ABSTRACT: A recent and growing body of evidence now indicates that, along with ultraviolet (UV) light, both infrared (IR) and visible light from solar radiation may also contribute to extrinsic skin aging.
Currently, sunscreens play an important role in maintaining the health of the skin by providing “broad spectrum” protection against the harmful effects of UV radiation. However, this does not protect human skin from 94.2% of solar radiation (comprised of visible and IR lights), and nor does it prevent heat accumulation damage. Thus, none of the commercially-available sunscreens is able to block 100% of UV radiation.
Inspired by the need to provide patients with a more comprehensive solar protection, SkinMedica® has created Total Defense + Repair (TD+R), which combines broad spectrum UV protection with a unique blend of antioxidants (SOL-IR Advanced Antioxidant ComplexTM) that provide protection from IR radiation while promoting skin repair. These antioxidants are the product of scientific research and breakthrough technology, providing the next generation of multifunctional skin care products. more
ABSTRACT: For more than a century, solar radiation has been known to contribute significantly to the extrinsic aging of skin. Until recently, this was almost exclusively attributed to the photodamage caused by ultraviolet (UV) light. However, a growing body of evidence now indicates that both infrared (IR) and visible light may also contribute to extrinsic skin aging. Infrared radiation, comprised of IR-A, IR-B, and IR-C, accounts for 54.3% of the total solar radiation reaching the skin. Studies have shown that IR radiation is also responsible for skin aging. Thus, IR-A radiation regulates hundreds of genes in skin, with roles in extracellular matrix (ECM) homeostasis regulation, apoptosis, cell growth, and stress responses. IR-B and IR-C radiation are primarily responsible for the increase in skin temperature associated with solar exposure, and are implicated in heat-related skin destruction of collagen and elastin, which is characterized by an increase in the expression of matrix metalloproteinases (MMPs). The contribution of visible light to photoaging is less well understood; however, some preliminary indication associates visible light with the upregulation of MMPs’ expression, DNA damage, and keratinocyte proliferation. Interestingly, the common denominator that links skin damage to the different solar wavelengths is the enhanced production of reactive

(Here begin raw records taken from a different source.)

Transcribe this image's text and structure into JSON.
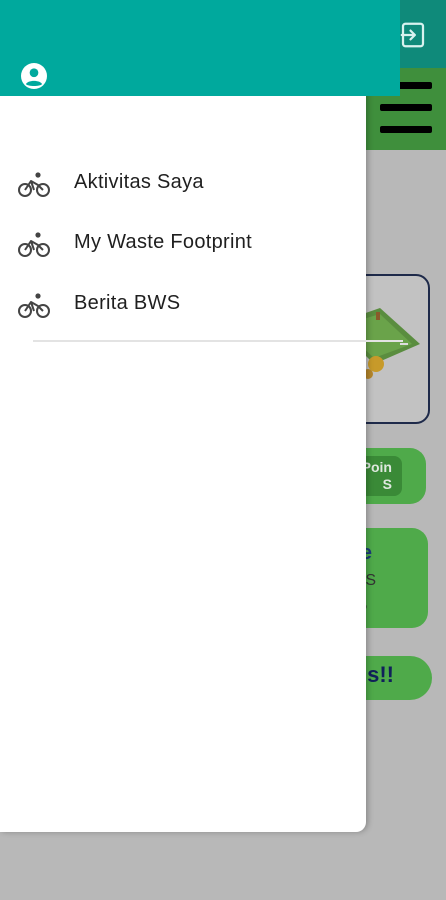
{
  "colors": {
    "drawer_header": "#00a99d",
    "app_topbar": "#0f8a7a",
    "app_green": "#4faa4a",
    "scrim": "#b8b8b8"
  },
  "drawer": {
    "header": {
      "icon": "account-circle-icon"
    },
    "items": [
      {
        "icon": "bicycle-icon",
        "label": "Aktivitas Saya"
      },
      {
        "icon": "bicycle-icon",
        "label": "My Waste Footprint"
      },
      {
        "icon": "bicycle-icon",
        "label": "Berita BWS"
      }
    ]
  },
  "background": {
    "topbar_icon": "logout-icon",
    "menu_icon": "hamburger-menu-icon",
    "poin_text": "Poin\nS",
    "card_title": "e",
    "card_line1": "S",
    "card_line2": ",",
    "promo_text": "s!!"
  }
}
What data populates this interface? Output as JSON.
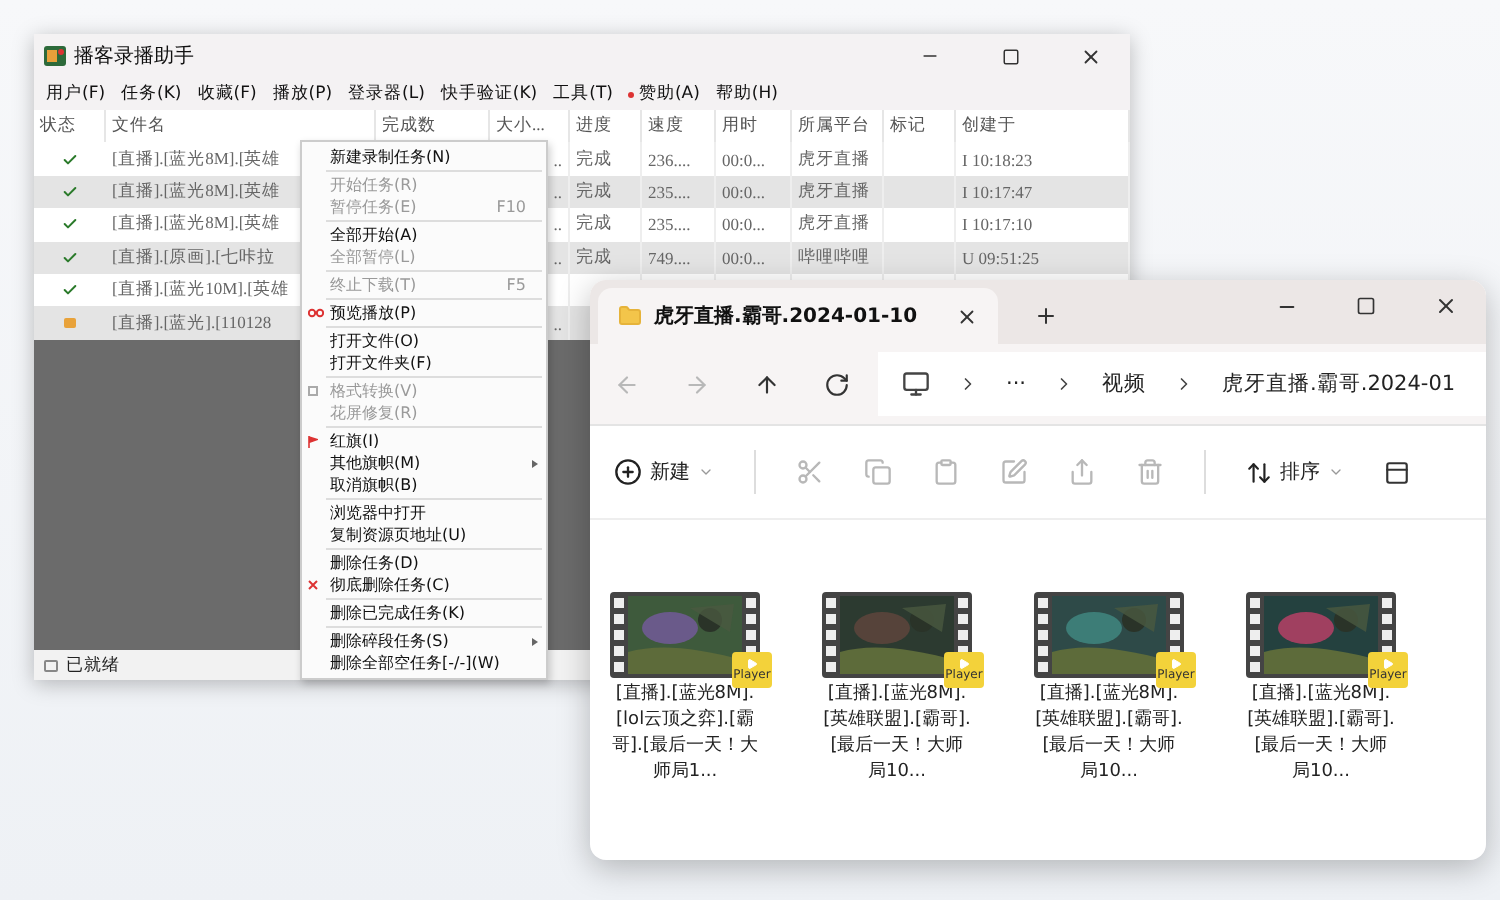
{
  "app_window": {
    "title": "播客录播助手",
    "menu": [
      {
        "label": "用户(F)",
        "dot": false
      },
      {
        "label": "任务(K)",
        "dot": false
      },
      {
        "label": "收藏(F)",
        "dot": false
      },
      {
        "label": "播放(P)",
        "dot": false
      },
      {
        "label": "登录器(L)",
        "dot": false
      },
      {
        "label": "快手验证(K)",
        "dot": false
      },
      {
        "label": "工具(T)",
        "dot": false
      },
      {
        "label": "赞助(A)",
        "dot": true
      },
      {
        "label": "帮助(H)",
        "dot": false
      }
    ],
    "table": {
      "columns": [
        "状态",
        "文件名",
        "完成数",
        "大小...",
        "进度",
        "速度",
        "用时",
        "所属平台",
        "标记",
        "创建于"
      ],
      "rows": [
        {
          "kind": "done",
          "cells": [
            "",
            "[直播].[蓝光8M].[英雄",
            "",
            "..",
            "完成",
            "236....",
            "00:0...",
            "虎牙直播",
            "",
            "I 10:18:23"
          ]
        },
        {
          "kind": "done",
          "cells": [
            "",
            "[直播].[蓝光8M].[英雄",
            "",
            "..",
            "完成",
            "235....",
            "00:0...",
            "虎牙直播",
            "",
            "I 10:17:47"
          ]
        },
        {
          "kind": "done",
          "cells": [
            "",
            "[直播].[蓝光8M].[英雄",
            "",
            "..",
            "完成",
            "235....",
            "00:0...",
            "虎牙直播",
            "",
            "I 10:17:10"
          ]
        },
        {
          "kind": "done",
          "cells": [
            "",
            "[直播].[原画].[七咔拉",
            "",
            "..",
            "完成",
            "749....",
            "00:0...",
            "哔哩哔哩",
            "",
            "U 09:51:25"
          ]
        },
        {
          "kind": "done",
          "cells": [
            "",
            "[直播].[蓝光10M].[英雄",
            "",
            "",
            "",
            "",
            "",
            "",
            "",
            ""
          ]
        },
        {
          "kind": "waiting",
          "cells": [
            "",
            "[直播].[蓝光].[110128",
            "",
            "..",
            "",
            "",
            "",
            "",
            "",
            ""
          ]
        }
      ]
    },
    "status_bar": "已就绪"
  },
  "context_menu": [
    {
      "kind": "item",
      "label": "新建录制任务(N)",
      "disabled": false
    },
    {
      "kind": "separator"
    },
    {
      "kind": "item",
      "label": "开始任务(R)",
      "disabled": true
    },
    {
      "kind": "item",
      "label": "暂停任务(E)",
      "shortcut": "F10",
      "disabled": true
    },
    {
      "kind": "separator"
    },
    {
      "kind": "item",
      "label": "全部开始(A)",
      "disabled": false
    },
    {
      "kind": "item",
      "label": "全部暂停(L)",
      "disabled": true
    },
    {
      "kind": "separator"
    },
    {
      "kind": "item",
      "label": "终止下载(T)",
      "shortcut": "F5",
      "disabled": true
    },
    {
      "kind": "separator"
    },
    {
      "kind": "preview",
      "label": "预览播放(P)",
      "disabled": false
    },
    {
      "kind": "separator"
    },
    {
      "kind": "item",
      "label": "打开文件(O)",
      "disabled": false
    },
    {
      "kind": "item",
      "label": "打开文件夹(F)",
      "disabled": false
    },
    {
      "kind": "separator"
    },
    {
      "kind": "convert",
      "label": "格式转换(V)",
      "disabled": true
    },
    {
      "kind": "item",
      "label": "花屏修复(R)",
      "disabled": true
    },
    {
      "kind": "separator"
    },
    {
      "kind": "flag",
      "label": "红旗(I)",
      "disabled": false
    },
    {
      "kind": "item",
      "label": "其他旗帜(M)",
      "disabled": false,
      "submenu": true
    },
    {
      "kind": "item",
      "label": "取消旗帜(B)",
      "disabled": false
    },
    {
      "kind": "separator"
    },
    {
      "kind": "item",
      "label": "浏览器中打开",
      "disabled": false
    },
    {
      "kind": "item",
      "label": "复制资源页地址(U)",
      "disabled": false
    },
    {
      "kind": "separator"
    },
    {
      "kind": "item",
      "label": "删除任务(D)",
      "disabled": false
    },
    {
      "kind": "purge",
      "label": "彻底删除任务(C)",
      "disabled": false
    },
    {
      "kind": "separator"
    },
    {
      "kind": "item",
      "label": "删除已完成任务(K)",
      "disabled": false
    },
    {
      "kind": "separator"
    },
    {
      "kind": "item",
      "label": "删除碎段任务(S)",
      "disabled": false,
      "submenu": true
    },
    {
      "kind": "item",
      "label": "删除全部空任务[-/-](W)",
      "disabled": false
    }
  ],
  "explorer_window": {
    "tab": "虎牙直播.霸哥.2024-01-10",
    "nav": [
      {
        "disabled": true
      },
      {
        "disabled": true
      },
      {
        "disabled": false
      },
      {
        "disabled": false
      }
    ],
    "breadcrumb": [
      "···",
      "视频",
      "虎牙直播.霸哥.2024-01"
    ],
    "toolbar": {
      "new": "新建",
      "actions": [
        {
          "disabled": true
        },
        {
          "disabled": true
        },
        {
          "disabled": true
        },
        {
          "disabled": true
        },
        {
          "disabled": true
        },
        {
          "disabled": true
        }
      ],
      "sort": "排序"
    },
    "files": [
      {
        "name": "[直播].[蓝光8M].[lol云顶之弈].[霸哥].[最后一天！大师局1...",
        "badge": "Player"
      },
      {
        "name": "[直播].[蓝光8M].[英雄联盟].[霸哥].[最后一天！大师局10...",
        "badge": "Player"
      },
      {
        "name": "[直播].[蓝光8M].[英雄联盟].[霸哥].[最后一天！大师局10...",
        "badge": "Player"
      },
      {
        "name": "[直播].[蓝光8M].[英雄联盟].[霸哥].[最后一天！大师局10...",
        "badge": "Player"
      }
    ]
  }
}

molecule species (RMS) and therewith increased oxidative stress. SkinMedica® Total Defense + Repair (TD+R; SkinMedica Inc., an Allergan company, Irvine, CA) is a “superscreen,” which combines broad spectrum UV protection with a unique blend of antioxidants (SOL-IR Advanced Antioxidant Complex™) that provide protection from IR radiation while promoting skin repair. Preclinical studies have indicated that TD+R SPF34 prevents the formation of UV-induced sunburn cells and cyclobutane pyrimidine dimers while preserving or improving the expression of ECM genes. In addition, it prevents IR-A-triggered
fragmentation of elastin fibers and expression of MMP-1. Initial clinical studies indicate that TDR+R SPF34 reduces the increase in surface temperature seen with IR radiation. A significant improvement in the appearance of lines and wrinkles was reported as early as week 2 in patients using TDR+R SPF34. In summary, we observed that the unique blend of antioxidants present in TD+R acts in harmony with SPF active ingredients, expanding solar protection
beyond UV radiation and counterbalancing the deleterious effects of free radicals on skin cells by promoting endogenous repair.
J Drugs Dermatol. 2015;14(suppl 7):s3-s11.